Whether the plane was blown apart by a bomb – of which there is no evidence there is fury that hijackers might have targeted a Malaysian plane, possibly because of the presence on board of 152 Chinese nationals.
The plane was flying at 11,000 meters, regarded as the safest part of the flight, when it disappeared so suddenly that the pilots were unable to make any radio transmission, an indication of a catastrophic failure of some kind.
When an Air France Airbus disappeared under similar circumstances in 2009, the transponder worked for several days although it took two years to actually find the plane. There is no indication that MH370’s black box has been giving off any signals.
MH370 was also equipped with a floating GPS beacon that was designed to transmit its location if it landed in water. The beacon hasn’t given off any kind of signal, although the beacon doesn’t work if it sinks with the wreckage.
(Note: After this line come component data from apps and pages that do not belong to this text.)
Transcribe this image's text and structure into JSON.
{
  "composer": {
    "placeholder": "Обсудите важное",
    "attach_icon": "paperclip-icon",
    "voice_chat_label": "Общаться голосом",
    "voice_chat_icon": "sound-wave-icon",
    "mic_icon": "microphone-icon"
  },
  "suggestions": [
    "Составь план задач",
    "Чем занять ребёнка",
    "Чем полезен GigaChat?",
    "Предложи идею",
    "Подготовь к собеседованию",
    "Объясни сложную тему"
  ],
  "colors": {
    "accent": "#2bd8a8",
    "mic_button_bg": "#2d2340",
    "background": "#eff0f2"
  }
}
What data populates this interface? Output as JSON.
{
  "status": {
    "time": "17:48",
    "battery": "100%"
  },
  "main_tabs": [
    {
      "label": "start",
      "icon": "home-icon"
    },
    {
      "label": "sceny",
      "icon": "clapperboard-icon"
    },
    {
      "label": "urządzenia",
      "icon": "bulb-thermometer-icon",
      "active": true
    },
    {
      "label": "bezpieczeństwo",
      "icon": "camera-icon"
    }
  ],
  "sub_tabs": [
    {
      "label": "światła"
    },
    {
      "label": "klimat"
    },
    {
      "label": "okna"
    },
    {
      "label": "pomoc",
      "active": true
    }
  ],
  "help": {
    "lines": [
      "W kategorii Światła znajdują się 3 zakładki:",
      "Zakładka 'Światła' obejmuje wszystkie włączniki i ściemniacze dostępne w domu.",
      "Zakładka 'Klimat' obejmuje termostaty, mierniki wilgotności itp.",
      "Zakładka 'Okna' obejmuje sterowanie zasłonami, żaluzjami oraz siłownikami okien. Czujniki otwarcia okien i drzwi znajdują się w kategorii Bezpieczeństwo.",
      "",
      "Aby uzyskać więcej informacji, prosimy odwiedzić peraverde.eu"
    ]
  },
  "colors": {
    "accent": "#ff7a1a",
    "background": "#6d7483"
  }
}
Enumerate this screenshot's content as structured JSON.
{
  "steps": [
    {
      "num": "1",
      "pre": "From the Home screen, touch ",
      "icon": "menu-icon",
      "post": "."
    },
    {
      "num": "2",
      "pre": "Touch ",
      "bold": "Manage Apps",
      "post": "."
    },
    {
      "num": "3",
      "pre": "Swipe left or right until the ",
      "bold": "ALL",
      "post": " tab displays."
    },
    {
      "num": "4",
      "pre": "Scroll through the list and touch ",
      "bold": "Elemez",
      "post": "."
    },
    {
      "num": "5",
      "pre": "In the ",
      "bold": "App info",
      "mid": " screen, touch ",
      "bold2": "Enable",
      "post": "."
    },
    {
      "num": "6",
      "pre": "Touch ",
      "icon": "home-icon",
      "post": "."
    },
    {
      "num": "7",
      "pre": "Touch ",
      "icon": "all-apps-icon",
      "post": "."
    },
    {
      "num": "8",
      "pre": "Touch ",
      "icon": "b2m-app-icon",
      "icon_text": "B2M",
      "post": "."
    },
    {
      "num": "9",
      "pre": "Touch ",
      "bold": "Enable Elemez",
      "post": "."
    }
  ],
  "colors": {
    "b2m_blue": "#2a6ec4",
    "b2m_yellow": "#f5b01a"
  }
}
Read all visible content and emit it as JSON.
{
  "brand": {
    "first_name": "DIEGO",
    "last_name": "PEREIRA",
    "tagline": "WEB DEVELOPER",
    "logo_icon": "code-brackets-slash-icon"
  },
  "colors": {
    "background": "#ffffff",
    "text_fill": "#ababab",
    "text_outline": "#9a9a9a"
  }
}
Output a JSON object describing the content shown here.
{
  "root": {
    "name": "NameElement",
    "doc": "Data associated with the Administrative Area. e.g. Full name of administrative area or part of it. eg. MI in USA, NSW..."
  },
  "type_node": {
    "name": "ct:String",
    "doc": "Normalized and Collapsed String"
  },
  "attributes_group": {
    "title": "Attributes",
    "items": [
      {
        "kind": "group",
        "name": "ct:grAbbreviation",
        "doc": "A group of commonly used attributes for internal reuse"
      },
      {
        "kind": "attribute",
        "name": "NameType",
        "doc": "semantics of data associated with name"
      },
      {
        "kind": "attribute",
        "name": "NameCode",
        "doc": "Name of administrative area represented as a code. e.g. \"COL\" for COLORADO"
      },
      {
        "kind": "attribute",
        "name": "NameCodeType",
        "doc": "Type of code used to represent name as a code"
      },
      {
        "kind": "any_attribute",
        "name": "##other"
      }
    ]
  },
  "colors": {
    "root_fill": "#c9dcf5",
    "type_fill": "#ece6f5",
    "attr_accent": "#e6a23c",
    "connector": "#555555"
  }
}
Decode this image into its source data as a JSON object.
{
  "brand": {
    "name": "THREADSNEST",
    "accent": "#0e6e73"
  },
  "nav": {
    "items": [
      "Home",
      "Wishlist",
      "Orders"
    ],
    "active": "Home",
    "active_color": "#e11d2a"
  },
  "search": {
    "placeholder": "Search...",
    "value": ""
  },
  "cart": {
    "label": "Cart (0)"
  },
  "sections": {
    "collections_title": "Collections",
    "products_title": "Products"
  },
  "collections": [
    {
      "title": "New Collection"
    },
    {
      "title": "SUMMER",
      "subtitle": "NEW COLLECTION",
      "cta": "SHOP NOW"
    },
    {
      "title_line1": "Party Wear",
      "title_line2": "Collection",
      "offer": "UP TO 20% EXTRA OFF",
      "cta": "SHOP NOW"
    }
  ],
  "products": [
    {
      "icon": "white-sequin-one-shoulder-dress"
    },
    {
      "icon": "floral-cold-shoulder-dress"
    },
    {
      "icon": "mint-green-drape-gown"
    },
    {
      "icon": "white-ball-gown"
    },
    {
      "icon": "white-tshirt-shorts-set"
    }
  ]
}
The search for the doomed craft was widened Monday all the way to the Andaman Sea. Conflicting reports had the plane turning back towards Kuala Lumpur when it disappeared, but Malaysian officials said it would have emitted an electronic signal had that been true.
Then there was the matter of the passports stolen in Thailand, one from an Italian male and the other from an Austrian. When they were presented to Malaysian Airlines staff at departure, they were in the hands of ethnic Asians, leading Home Minister Ahmad Zahid Hamidi to question why immigration offices “cannot think an Italian and an Austrian but with Asian facial features.” Ahmad Zahid announced an immediate investigation into the Immigration Department, particularly the officers who were on duty at the KLIA immigration counter during flight MH370.”
“If the plane can’t be located, many will conclude that an UFO took it,” said one commentator.
One thing is certain: once the wreckage is found and the shock wears off, the anger and bitterness over Anwar’s verdict will return in full voice.